Rest assured that if you must give a remote deposition to your–or a loved one’s–car accident claim, it is a pretty straightforward process that we here at Lapeze & Johns can elaborate on for you.
Consider These Key Tips When Doing a Remote Deposition
There are a few things you need to check and make sure are in working order before you conduct a remote deposition. First, you should obviously make sure your microphone works. Without audio, your deposition cannot be recorded and documented, so it is an essential proceshous to make sure that it is working.
Next, whether it’s Skype, Zoom, Microsoft Teams, or whatever virtual video app that you’re going to use during your remote deposition, do a test run to make sure everything you will need–audio and the video camera, specifically–will be working properly before you start your remote deposition so that you won’t be troubleshooting any issues during your real session.
Also, don’t forget to check your internet speed. You may want to hook your computer up with an ethernet cord instead of using WiFi if you have experienced slow internet speeds lately. You also want to make sure that you have a quiet room in your home with the right décor for a background. Luckily, some video apps like Zoom allow you to pick a background if your home decoration isn’t up to par.
Lastly, log out or mute any assistant devices or smart speakers such as Echo for Alexa or Google Home Hub for security purposes. These devices are recording everything you say, and it’s in your best interests that they don’t record the proceedings.
What to Expect During the Remote Deposition Proceedings
You’ve consulted with your attorneys about what to expect in the deposition and the manner in which you will answer the questions. You’re ready for your remote deposition, and when it starts, it will commence much like it would were you doing it in person.
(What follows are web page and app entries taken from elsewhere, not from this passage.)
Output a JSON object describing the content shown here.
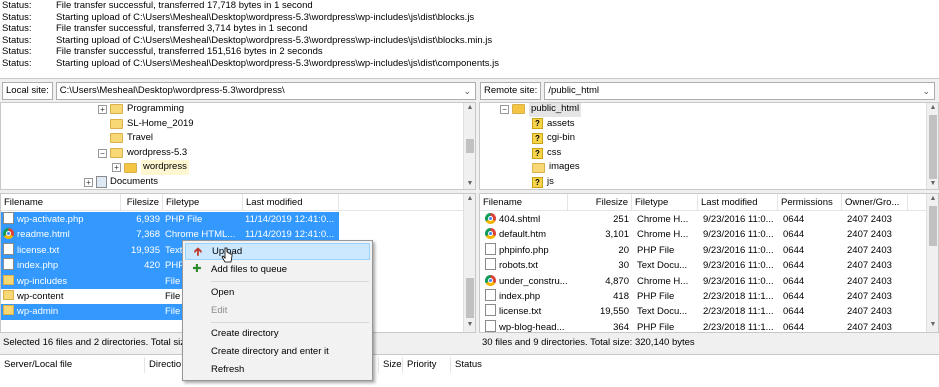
{
  "log": [
    {
      "status": "Status:",
      "message": "File transfer successful, transferred 17,718 bytes in 1 second"
    },
    {
      "status": "Status:",
      "message": "Starting upload of C:\\Users\\Mesheal\\Desktop\\wordpress-5.3\\wordpress\\wp-includes\\js\\dist\\blocks.js"
    },
    {
      "status": "Status:",
      "message": "File transfer successful, transferred 3,714 bytes in 1 second"
    },
    {
      "status": "Status:",
      "message": "Starting upload of C:\\Users\\Mesheal\\Desktop\\wordpress-5.3\\wordpress\\wp-includes\\js\\dist\\blocks.min.js"
    },
    {
      "status": "Status:",
      "message": "File transfer successful, transferred 151,516 bytes in 2 seconds"
    },
    {
      "status": "Status:",
      "message": "Starting upload of C:\\Users\\Mesheal\\Desktop\\wordpress-5.3\\wordpress\\wp-includes\\js\\dist\\components.js"
    }
  ],
  "local": {
    "site_label": "Local site:",
    "site_path": "C:\\Users\\Mesheal\\Desktop\\wordpress-5.3\\wordpress\\",
    "tree": [
      "Programming",
      "SL-Home_2019",
      "Travel",
      "wordpress-5.3",
      "wordpress",
      "Documents"
    ],
    "columns": [
      "Filename",
      "Filesize",
      "Filetype",
      "Last modified"
    ],
    "files": [
      {
        "name": "wp-activate.php",
        "size": "6,939",
        "type": "PHP File",
        "modified": "11/14/2019 12:41:0...",
        "icon": "file-icon"
      },
      {
        "name": "readme.html",
        "size": "7,368",
        "type": "Chrome HTML...",
        "modified": "11/14/2019 12:41:0...",
        "icon": "chrome-icon"
      },
      {
        "name": "license.txt",
        "size": "19,935",
        "type": "Text",
        "modified": "",
        "icon": "file-icon"
      },
      {
        "name": "index.php",
        "size": "420",
        "type": "PHP",
        "modified": "",
        "icon": "file-icon"
      },
      {
        "name": "wp-includes",
        "size": "",
        "type": "File",
        "modified": "",
        "icon": "folder-icon"
      },
      {
        "name": "wp-content",
        "size": "",
        "type": "File",
        "modified": "",
        "icon": "folder-icon"
      },
      {
        "name": "wp-admin",
        "size": "",
        "type": "File",
        "modified": "",
        "icon": "folder-icon"
      }
    ],
    "status": "Selected 16 files and 2 directories. Total size"
  },
  "remote": {
    "site_label": "Remote site:",
    "site_path": "/public_html",
    "tree": [
      "public_html",
      "assets",
      "cgi-bin",
      "css",
      "images",
      "js"
    ],
    "columns": [
      "Filename",
      "Filesize",
      "Filetype",
      "Last modified",
      "Permissions",
      "Owner/Gro..."
    ],
    "files": [
      {
        "name": "404.shtml",
        "size": "251",
        "type": "Chrome H...",
        "modified": "9/23/2016 11:0...",
        "perm": "0644",
        "owner": "2407 2403",
        "icon": "chrome-icon"
      },
      {
        "name": "default.htm",
        "size": "3,101",
        "type": "Chrome H...",
        "modified": "9/23/2016 11:0...",
        "perm": "0644",
        "owner": "2407 2403",
        "icon": "chrome-icon"
      },
      {
        "name": "phpinfo.php",
        "size": "20",
        "type": "PHP File",
        "modified": "9/23/2016 11:0...",
        "perm": "0644",
        "owner": "2407 2403",
        "icon": "file-icon"
      },
      {
        "name": "robots.txt",
        "size": "30",
        "type": "Text Docu...",
        "modified": "9/23/2016 11:0...",
        "perm": "0644",
        "owner": "2407 2403",
        "icon": "file-icon"
      },
      {
        "name": "under_constru...",
        "size": "4,870",
        "type": "Chrome H...",
        "modified": "9/23/2016 11:0...",
        "perm": "0644",
        "owner": "2407 2403",
        "icon": "chrome-icon"
      },
      {
        "name": "index.php",
        "size": "418",
        "type": "PHP File",
        "modified": "2/23/2018 11:1...",
        "perm": "0644",
        "owner": "2407 2403",
        "icon": "file-icon"
      },
      {
        "name": "license.txt",
        "size": "19,550",
        "type": "Text Docu...",
        "modified": "2/23/2018 11:1...",
        "perm": "0644",
        "owner": "2407 2403",
        "icon": "file-icon"
      },
      {
        "name": "wp-blog-head...",
        "size": "364",
        "type": "PHP File",
        "modified": "2/23/2018 11:1...",
        "perm": "0644",
        "owner": "2407 2403",
        "icon": "file-icon"
      }
    ],
    "status": "30 files and 9 directories. Total size: 320,140 bytes"
  },
  "context_menu": {
    "upload": "Upload",
    "add_to_queue": "Add files to queue",
    "open": "Open",
    "edit": "Edit",
    "create_dir": "Create directory",
    "create_dir_enter": "Create directory and enter it",
    "refresh": "Refresh"
  },
  "queue": {
    "columns": [
      "Server/Local file",
      "Directio",
      "Size",
      "Priority",
      "Status"
    ]
  },
  "colors": {
    "selection": "#3399ff",
    "menu_highlight": "#cce8ff"
  }
}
However, after the reporter has securely identified who you are, they will read a statement into the record referring to the First Emergency Order regarding the COVID-19 State of Disaster § 2(b-c).
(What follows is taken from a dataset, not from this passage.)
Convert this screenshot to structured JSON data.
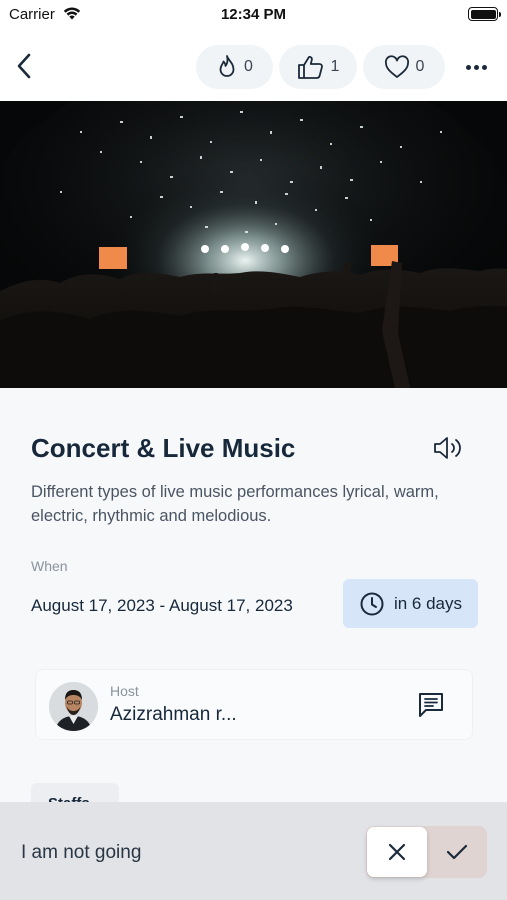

The out-of-court testimony will then commence, and all you have to do is keep your composure and answer the questions precisely, and truthfully, when the reporter has stopped their line of questioning. If the reporter asks you to repeat, keep in mind that this is normal to the process as details must be restated for clarification.